(Data about app and page elements)
- Opening Delimiter -

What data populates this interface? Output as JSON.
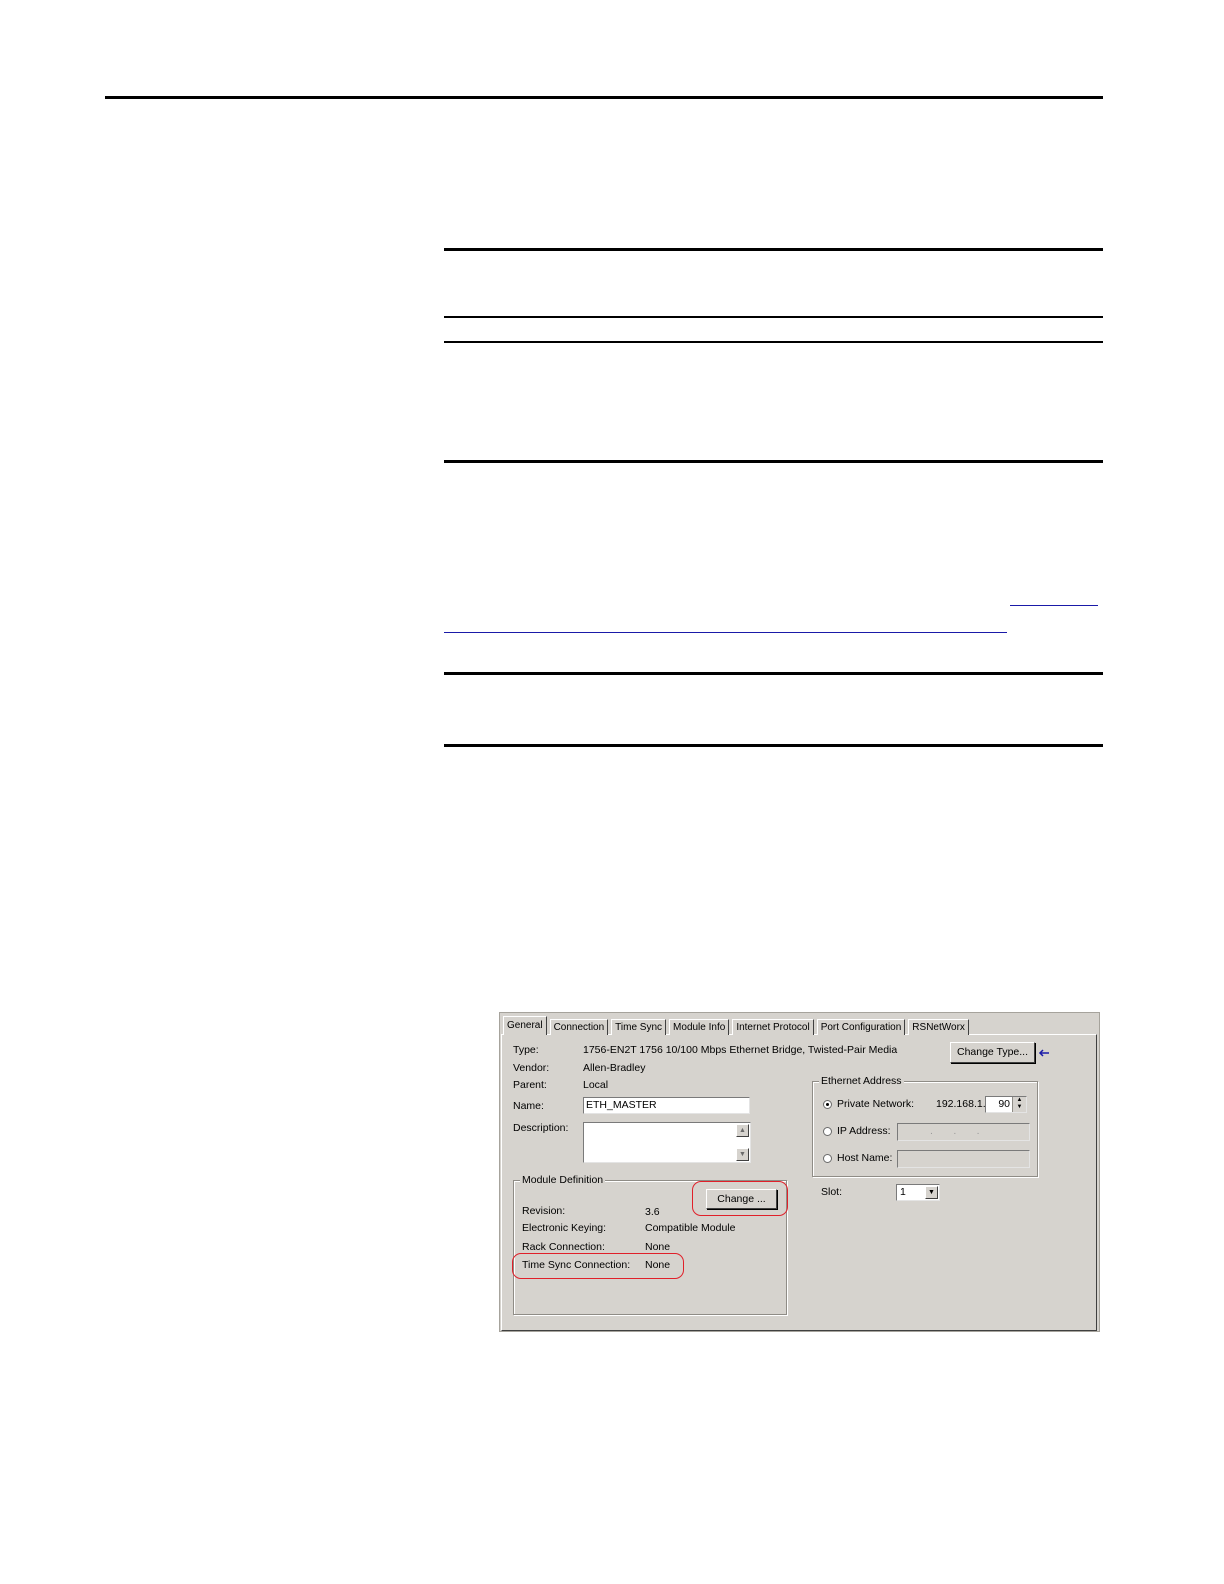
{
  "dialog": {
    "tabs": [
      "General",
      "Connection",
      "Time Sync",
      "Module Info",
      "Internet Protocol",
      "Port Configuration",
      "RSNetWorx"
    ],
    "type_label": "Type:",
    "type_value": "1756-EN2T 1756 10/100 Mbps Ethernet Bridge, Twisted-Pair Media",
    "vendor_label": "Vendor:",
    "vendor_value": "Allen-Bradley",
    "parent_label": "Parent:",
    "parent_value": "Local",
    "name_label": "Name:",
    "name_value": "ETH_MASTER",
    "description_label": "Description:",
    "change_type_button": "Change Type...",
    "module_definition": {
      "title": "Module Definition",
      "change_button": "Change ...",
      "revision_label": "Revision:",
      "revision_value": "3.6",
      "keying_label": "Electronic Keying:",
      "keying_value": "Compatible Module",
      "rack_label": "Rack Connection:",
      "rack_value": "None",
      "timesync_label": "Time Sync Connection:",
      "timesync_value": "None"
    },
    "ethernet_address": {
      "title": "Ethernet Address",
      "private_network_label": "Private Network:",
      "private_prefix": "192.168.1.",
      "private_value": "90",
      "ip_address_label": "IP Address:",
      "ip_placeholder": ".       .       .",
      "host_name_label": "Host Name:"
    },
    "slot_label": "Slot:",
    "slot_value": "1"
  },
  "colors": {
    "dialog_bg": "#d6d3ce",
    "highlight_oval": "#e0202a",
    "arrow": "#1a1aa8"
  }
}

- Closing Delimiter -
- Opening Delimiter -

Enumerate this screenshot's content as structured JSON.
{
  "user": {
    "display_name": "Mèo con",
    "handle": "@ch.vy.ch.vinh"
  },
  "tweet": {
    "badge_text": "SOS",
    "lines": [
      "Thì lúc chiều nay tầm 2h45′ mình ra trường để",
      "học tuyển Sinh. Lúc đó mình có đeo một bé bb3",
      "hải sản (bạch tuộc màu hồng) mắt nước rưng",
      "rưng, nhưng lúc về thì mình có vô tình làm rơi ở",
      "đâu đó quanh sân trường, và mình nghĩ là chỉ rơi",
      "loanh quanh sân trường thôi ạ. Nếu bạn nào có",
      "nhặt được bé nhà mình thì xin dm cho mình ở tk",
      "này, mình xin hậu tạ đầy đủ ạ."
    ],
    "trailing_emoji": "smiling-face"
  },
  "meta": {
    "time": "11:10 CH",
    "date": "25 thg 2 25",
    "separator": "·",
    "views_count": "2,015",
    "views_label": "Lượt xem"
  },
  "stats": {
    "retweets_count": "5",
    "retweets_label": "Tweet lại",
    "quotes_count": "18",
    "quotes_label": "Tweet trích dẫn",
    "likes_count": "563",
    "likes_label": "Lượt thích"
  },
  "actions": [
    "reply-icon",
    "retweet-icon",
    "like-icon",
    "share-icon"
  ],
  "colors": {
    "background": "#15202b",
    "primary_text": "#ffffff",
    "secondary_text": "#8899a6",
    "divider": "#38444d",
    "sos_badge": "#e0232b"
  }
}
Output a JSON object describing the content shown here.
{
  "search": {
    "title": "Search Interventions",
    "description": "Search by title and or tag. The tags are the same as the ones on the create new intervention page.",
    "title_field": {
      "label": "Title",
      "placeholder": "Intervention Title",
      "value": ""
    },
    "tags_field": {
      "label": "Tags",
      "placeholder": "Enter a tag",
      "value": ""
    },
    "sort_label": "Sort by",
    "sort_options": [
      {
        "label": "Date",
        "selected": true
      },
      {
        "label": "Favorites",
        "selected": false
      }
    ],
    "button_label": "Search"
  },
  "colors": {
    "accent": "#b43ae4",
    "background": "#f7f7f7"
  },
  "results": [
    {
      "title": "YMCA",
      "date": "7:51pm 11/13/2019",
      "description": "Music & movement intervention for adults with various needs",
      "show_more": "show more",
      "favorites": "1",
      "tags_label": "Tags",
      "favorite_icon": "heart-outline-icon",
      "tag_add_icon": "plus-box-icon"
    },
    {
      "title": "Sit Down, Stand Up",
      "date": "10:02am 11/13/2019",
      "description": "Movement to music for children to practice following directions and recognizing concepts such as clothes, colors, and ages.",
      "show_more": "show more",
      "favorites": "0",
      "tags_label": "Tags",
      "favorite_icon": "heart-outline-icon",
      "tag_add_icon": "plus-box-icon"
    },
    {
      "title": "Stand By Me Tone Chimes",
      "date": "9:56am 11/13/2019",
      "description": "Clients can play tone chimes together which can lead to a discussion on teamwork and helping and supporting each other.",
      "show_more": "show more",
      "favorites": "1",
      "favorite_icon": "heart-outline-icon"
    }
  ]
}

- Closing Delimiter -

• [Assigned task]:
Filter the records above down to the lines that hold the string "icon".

• [Result of the task]:
    "reply-icon",
    "retweet-icon",
    "like-icon",
    "share-icon"
      "favorite_icon": "heart-outline-icon",
      "tag_add_icon": "plus-box-icon"
      "favorite_icon": "heart-outline-icon",
      "tag_add_icon": "plus-box-icon"
      "favorite_icon": "heart-outline-icon"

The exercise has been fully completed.